• _EXERCISE PROMPT_: From the first line to the last, print the records exactly.

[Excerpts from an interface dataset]
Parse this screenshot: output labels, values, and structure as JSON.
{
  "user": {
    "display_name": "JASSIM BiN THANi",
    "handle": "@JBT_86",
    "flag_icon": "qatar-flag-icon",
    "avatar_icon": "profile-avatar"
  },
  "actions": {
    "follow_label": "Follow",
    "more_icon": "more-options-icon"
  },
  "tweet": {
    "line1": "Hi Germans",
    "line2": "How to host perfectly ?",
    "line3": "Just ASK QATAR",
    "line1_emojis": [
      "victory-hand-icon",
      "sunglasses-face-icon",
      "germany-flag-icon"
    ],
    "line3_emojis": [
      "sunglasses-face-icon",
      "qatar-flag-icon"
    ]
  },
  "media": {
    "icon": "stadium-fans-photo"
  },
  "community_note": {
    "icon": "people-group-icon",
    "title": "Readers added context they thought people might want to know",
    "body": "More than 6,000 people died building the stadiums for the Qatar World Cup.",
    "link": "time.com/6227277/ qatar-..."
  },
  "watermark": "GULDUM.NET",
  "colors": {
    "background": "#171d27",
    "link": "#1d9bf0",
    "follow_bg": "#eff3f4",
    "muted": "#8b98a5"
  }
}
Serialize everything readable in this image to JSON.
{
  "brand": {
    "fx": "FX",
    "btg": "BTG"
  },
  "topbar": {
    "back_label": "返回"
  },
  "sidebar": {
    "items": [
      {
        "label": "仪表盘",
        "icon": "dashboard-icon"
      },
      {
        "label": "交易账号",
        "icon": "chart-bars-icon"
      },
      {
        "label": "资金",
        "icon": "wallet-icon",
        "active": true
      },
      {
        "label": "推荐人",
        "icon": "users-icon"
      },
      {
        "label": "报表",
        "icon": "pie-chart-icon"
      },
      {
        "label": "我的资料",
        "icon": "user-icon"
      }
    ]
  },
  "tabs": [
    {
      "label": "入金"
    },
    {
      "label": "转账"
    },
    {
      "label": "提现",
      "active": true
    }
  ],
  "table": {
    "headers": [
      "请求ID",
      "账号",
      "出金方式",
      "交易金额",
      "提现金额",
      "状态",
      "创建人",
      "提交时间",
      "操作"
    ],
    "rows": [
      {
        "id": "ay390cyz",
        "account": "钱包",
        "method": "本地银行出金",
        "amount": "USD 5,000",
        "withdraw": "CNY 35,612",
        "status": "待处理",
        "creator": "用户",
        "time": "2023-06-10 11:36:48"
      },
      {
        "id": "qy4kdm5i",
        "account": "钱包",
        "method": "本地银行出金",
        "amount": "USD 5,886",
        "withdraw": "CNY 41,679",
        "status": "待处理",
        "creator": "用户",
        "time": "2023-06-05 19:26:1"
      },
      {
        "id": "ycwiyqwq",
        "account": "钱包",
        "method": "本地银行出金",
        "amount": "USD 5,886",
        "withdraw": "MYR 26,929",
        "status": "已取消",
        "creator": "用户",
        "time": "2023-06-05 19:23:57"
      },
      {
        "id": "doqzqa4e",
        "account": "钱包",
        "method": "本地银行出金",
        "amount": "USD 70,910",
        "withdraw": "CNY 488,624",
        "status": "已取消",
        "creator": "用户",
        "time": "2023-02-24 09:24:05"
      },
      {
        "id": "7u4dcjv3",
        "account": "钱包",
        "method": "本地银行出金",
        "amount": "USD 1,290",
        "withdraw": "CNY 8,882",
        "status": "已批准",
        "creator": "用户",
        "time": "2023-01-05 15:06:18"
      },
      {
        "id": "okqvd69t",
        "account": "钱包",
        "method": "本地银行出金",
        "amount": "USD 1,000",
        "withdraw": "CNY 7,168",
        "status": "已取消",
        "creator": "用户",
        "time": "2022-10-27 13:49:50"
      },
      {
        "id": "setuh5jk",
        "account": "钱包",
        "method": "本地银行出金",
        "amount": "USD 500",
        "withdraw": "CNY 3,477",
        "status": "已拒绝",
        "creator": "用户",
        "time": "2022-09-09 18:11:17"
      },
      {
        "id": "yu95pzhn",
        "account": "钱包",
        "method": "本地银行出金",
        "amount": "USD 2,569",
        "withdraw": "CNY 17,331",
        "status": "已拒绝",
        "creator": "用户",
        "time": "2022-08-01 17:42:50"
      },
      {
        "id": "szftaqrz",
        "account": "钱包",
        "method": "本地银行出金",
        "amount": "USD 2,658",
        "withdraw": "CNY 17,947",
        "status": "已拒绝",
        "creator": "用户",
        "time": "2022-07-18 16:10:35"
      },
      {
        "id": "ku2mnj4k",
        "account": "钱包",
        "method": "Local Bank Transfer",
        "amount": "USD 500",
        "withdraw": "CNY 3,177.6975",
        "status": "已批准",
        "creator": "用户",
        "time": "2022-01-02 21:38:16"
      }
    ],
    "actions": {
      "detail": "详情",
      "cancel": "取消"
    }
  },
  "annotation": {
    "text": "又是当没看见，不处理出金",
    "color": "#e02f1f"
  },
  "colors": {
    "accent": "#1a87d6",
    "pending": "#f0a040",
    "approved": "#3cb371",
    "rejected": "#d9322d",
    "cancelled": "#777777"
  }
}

• _TASK RESPONSE_:
Parse this screenshot: output labels, values, and structure as JSON.
{
  "user": {
    "display_name": "JASSIM BiN THANi",
    "handle": "@JBT_86",
    "flag_icon": "qatar-flag-icon",
    "avatar_icon": "profile-avatar"
  },
  "actions": {
    "follow_label": "Follow",
    "more_icon": "more-options-icon"
  },
  "tweet": {
    "line1": "Hi Germans",
    "line2": "How to host perfectly ?",
    "line3": "Just ASK QATAR",
    "line1_emojis": [
      "victory-hand-icon",
      "sunglasses-face-icon",
      "germany-flag-icon"
    ],
    "line3_emojis": [
      "sunglasses-face-icon",
      "qatar-flag-icon"
    ]
  },
  "media": {
    "icon": "stadium-fans-photo"
  },
  "community_note": {
    "icon": "people-group-icon",
    "title": "Readers added context they thought people might want to know",
    "body": "More than 6,000 people died building the stadiums for the Qatar World Cup.",
    "link": "time.com/6227277/ qatar-..."
  },
  "watermark": "GULDUM.NET",
  "colors": {
    "background": "#171d27",
    "link": "#1d9bf0",
    "follow_bg": "#eff3f4",
    "muted": "#8b98a5"
  }
}
Serialize everything readable in this image to JSON.
{
  "brand": {
    "fx": "FX",
    "btg": "BTG"
  },
  "topbar": {
    "back_label": "返回"
  },
  "sidebar": {
    "items": [
      {
        "label": "仪表盘",
        "icon": "dashboard-icon"
      },
      {
        "label": "交易账号",
        "icon": "chart-bars-icon"
      },
      {
        "label": "资金",
        "icon": "wallet-icon",
        "active": true
      },
      {
        "label": "推荐人",
        "icon": "users-icon"
      },
      {
        "label": "报表",
        "icon": "pie-chart-icon"
      },
      {
        "label": "我的资料",
        "icon": "user-icon"
      }
    ]
  },
  "tabs": [
    {
      "label": "入金"
    },
    {
      "label": "转账"
    },
    {
      "label": "提现",
      "active": true
    }
  ],
  "table": {
    "headers": [
      "请求ID",
      "账号",
      "出金方式",
      "交易金额",
      "提现金额",
      "状态",
      "创建人",
      "提交时间",
      "操作"
    ],
    "rows": [
      {
        "id": "ay390cyz",
        "account": "钱包",
        "method": "本地银行出金",
        "amount": "USD 5,000",
        "withdraw": "CNY 35,612",
        "status": "待处理",
        "creator": "用户",
        "time": "2023-06-10 11:36:48"
      },
      {
        "id": "qy4kdm5i",
        "account": "钱包",
        "method": "本地银行出金",
        "amount": "USD 5,886",
        "withdraw": "CNY 41,679",
        "status": "待处理",
        "creator": "用户",
        "time": "2023-06-05 19:26:1"
      },
      {
        "id": "ycwiyqwq",
        "account": "钱包",
        "method": "本地银行出金",
        "amount": "USD 5,886",
        "withdraw": "MYR 26,929",
        "status": "已取消",
        "creator": "用户",
        "time": "2023-06-05 19:23:57"
      },
      {
        "id": "doqzqa4e",
        "account": "钱包",
        "method": "本地银行出金",
        "amount": "USD 70,910",
        "withdraw": "CNY 488,624",
        "status": "已取消",
        "creator": "用户",
        "time": "2023-02-24 09:24:05"
      },
      {
        "id": "7u4dcjv3",
        "account": "钱包",
        "method": "本地银行出金",
        "amount": "USD 1,290",
        "withdraw": "CNY 8,882",
        "status": "已批准",
        "creator": "用户",
        "time": "2023-01-05 15:06:18"
      },
      {
        "id": "okqvd69t",
        "account": "钱包",
        "method": "本地银行出金",
        "amount": "USD 1,000",
        "withdraw": "CNY 7,168",
        "status": "已取消",
        "creator": "用户",
        "time": "2022-10-27 13:49:50"
      },
      {
        "id": "setuh5jk",
        "account": "钱包",
        "method": "本地银行出金",
        "amount": "USD 500",
        "withdraw": "CNY 3,477",
        "status": "已拒绝",
        "creator": "用户",
        "time": "2022-09-09 18:11:17"
      },
      {
        "id": "yu95pzhn",
        "account": "钱包",
        "method": "本地银行出金",
        "amount": "USD 2,569",
        "withdraw": "CNY 17,331",
        "status": "已拒绝",
        "creator": "用户",
        "time": "2022-08-01 17:42:50"
      },
      {
        "id": "szftaqrz",
        "account": "钱包",
        "method": "本地银行出金",
        "amount": "USD 2,658",
        "withdraw": "CNY 17,947",
        "status": "已拒绝",
        "creator": "用户",
        "time": "2022-07-18 16:10:35"
      },
      {
        "id": "ku2mnj4k",
        "account": "钱包",
        "method": "Local Bank Transfer",
        "amount": "USD 500",
        "withdraw": "CNY 3,177.6975",
        "status": "已批准",
        "creator": "用户",
        "time": "2022-01-02 21:38:16"
      }
    ],
    "actions": {
      "detail": "详情",
      "cancel": "取消"
    }
  },
  "annotation": {
    "text": "又是当没看见，不处理出金",
    "color": "#e02f1f"
  },
  "colors": {
    "accent": "#1a87d6",
    "pending": "#f0a040",
    "approved": "#3cb371",
    "rejected": "#d9322d",
    "cancelled": "#777777"
  }
}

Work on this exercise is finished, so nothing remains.